Discussion in 'Adventure Time' started by james1300, Sep 9, 2012.
Anyone here ride this?
I may try this ride a section at a time.
On my list to do once I get my crotch rocket sold and dual sport purchased. ADVrider has a good thread on the course. From what people say...some tough parts but an absolute blast. Utah also has a backcountry route (http://www.utbdr.com/) with most of the western states in the process of being mapped. Here is the hub for all the routes... http://www.backcountrydiscoveryroutes.com/blog/
Yea have ridden the route, I did it on my 525exc, hopefully next year I will finally get a 990 and go from canada to mexico all back country. It was a blast, not to difficult but I was on a smaller bike
I plan on running it next year. I've heard it's quite a bit shorter that the OBDR as well. Three days to complete?
That would be epic.
One of the reasons I bought a DRZ. On the list
Nice links gentlemen. Thanks for sharing. I purchased a KLR and want to go off-road a bit.
Interesting it follows a similar route I took already this year, but on tarmac.
Check before you go this fall.
Sections are closed due to fire.
For sure don't try it now! Too much fire and smoke.
I did get the 'Tourtech' route map! Gonna ride some of it next year.
WBCDR looks great, and more consistent conditions than OBCDR. Did 1200 miles of that on all 4 routes in July, from being blocked by snow near Crater lake to dusty sand washes and rock gardens.
Did not even think to see if Oregon had a trail system (OBCDR)
I know UTAH does.
Oh yes...yes there is. The main route is from the California border to WA border.
Look at the entire route at www.treknow.com, they supply gps tracks of everything.
I found route 3 on the Eastern side of the Cascades the best, anything from high alpine riding with snow, to 'can we squeeze our 690's through this trail that hasn't been used in years?', lots of single track. Southern part of route 5 is more desert, rock gardens and sand washes. NE Oregon section is high elevation forests and really, really nice riding.

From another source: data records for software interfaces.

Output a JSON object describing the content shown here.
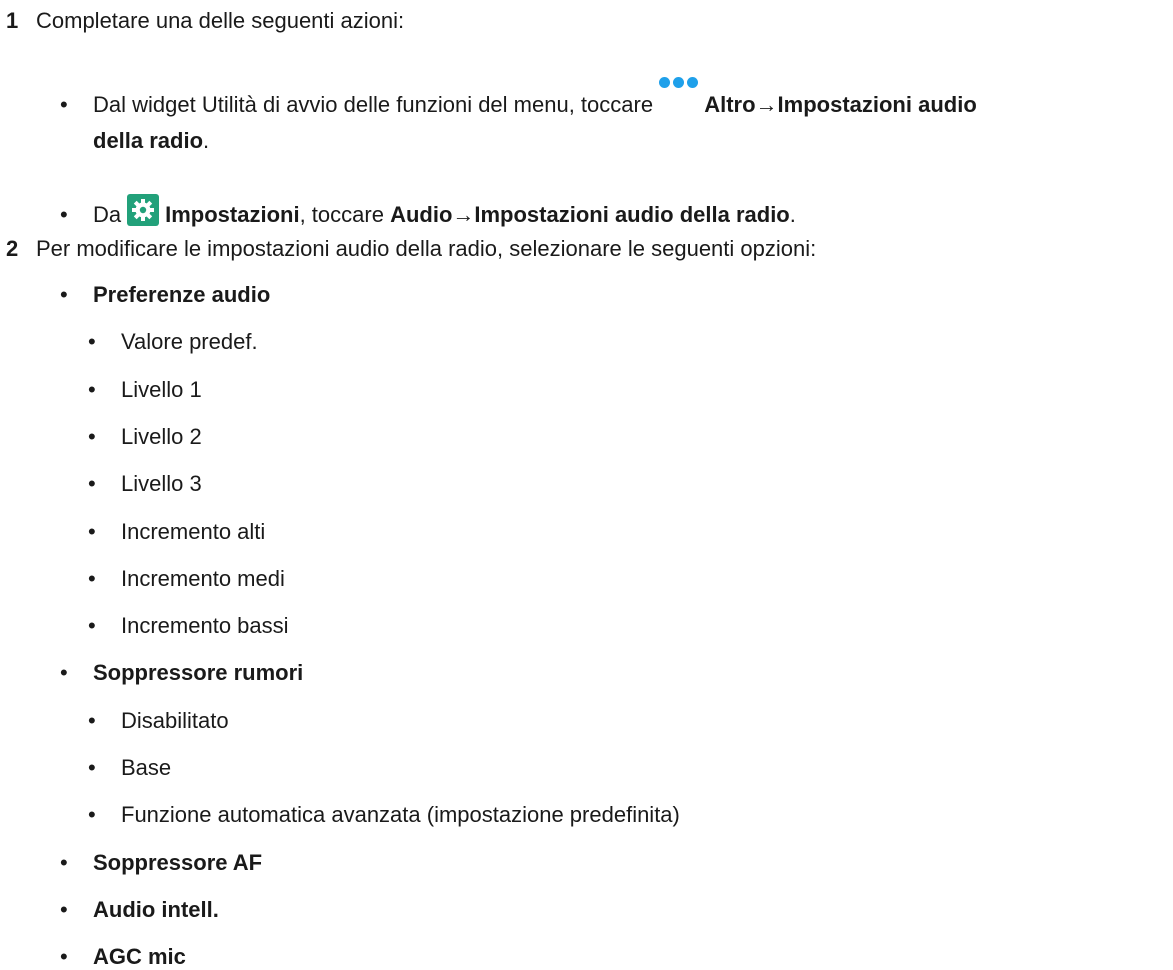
{
  "step1": {
    "number": "1",
    "text": "Completare una delle seguenti azioni:",
    "option_a": {
      "lead": "Dal widget Utilità di avvio delle funzioni del menu, toccare",
      "bold1": "Altro→Impostazioni audio",
      "bold2": "della radio",
      "tail": ".",
      "icon": "more-dots-icon",
      "icon_color": "#1fa0ea"
    },
    "option_b": {
      "lead": "Da",
      "icon": "settings-gear-icon",
      "icon_color": "#22a17a",
      "bold1": "Impostazioni",
      "mid": ", toccare ",
      "bold2": "Audio→Impostazioni audio della radio",
      "tail": "."
    }
  },
  "step2": {
    "number": "2",
    "text": "Per modificare le impostazioni audio della radio, selezionare le seguenti opzioni:",
    "groups": [
      {
        "title": "Preferenze audio",
        "items": [
          "Valore predef.",
          "Livello 1",
          "Livello 2",
          "Livello 3",
          "Incremento alti",
          "Incremento medi",
          "Incremento bassi"
        ]
      },
      {
        "title": "Soppressore rumori",
        "items": [
          "Disabilitato",
          "Base",
          "Funzione automatica avanzata (impostazione predefinita)"
        ]
      },
      {
        "title": "Soppressore AF",
        "items": []
      },
      {
        "title": "Audio intell.",
        "items": []
      },
      {
        "title": "AGC mic",
        "items": []
      }
    ]
  },
  "bullet": "•"
}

I would definitely, without question, say get and us a gps. Often there are little forest service roads/trails going multiple directions at one intersection, with gps you just follow the trail, even when that trail hasn't been used in years.
Especially fun when they route you into OHV areas, on to trails, and back the other side.
Sounds like a plan! My cabin in Princeton is less than 90 minutes away from Night Hawk Wa.
Good find! Bookmarked and thanks for posting!
87 pages of discussion here http://www.advrider.com/forums/showthread.php?t=620440
I am looking do do a few sections myself.
Which GPS is a Great one to use?:scratchea
Can I 'Thread Jack' my own post?!
Garmin Zumo's are very popular for motorbikes. I've got one and have used it on a variety of terrain and am quite pleased. The newer one year old Garmin Montana is supposed to be the cat's meow for all things off road, hiking, trails, and what not. You can get an aftermarket motorbike mount as well for those.
There's a guy on ADV that has a Garmin Oregon FS right now for $295. I have other priorities or I would have bought it.
I've used a Garmin 450 for the last 5 years and replaced it with a 660. Not the best for doing serious offroad but I believe it to be the most versatile gps for riding overall. Worked perfectly navigating obcdr and larger screen is handy. Several alternatives though that people rave about...and are cheaper.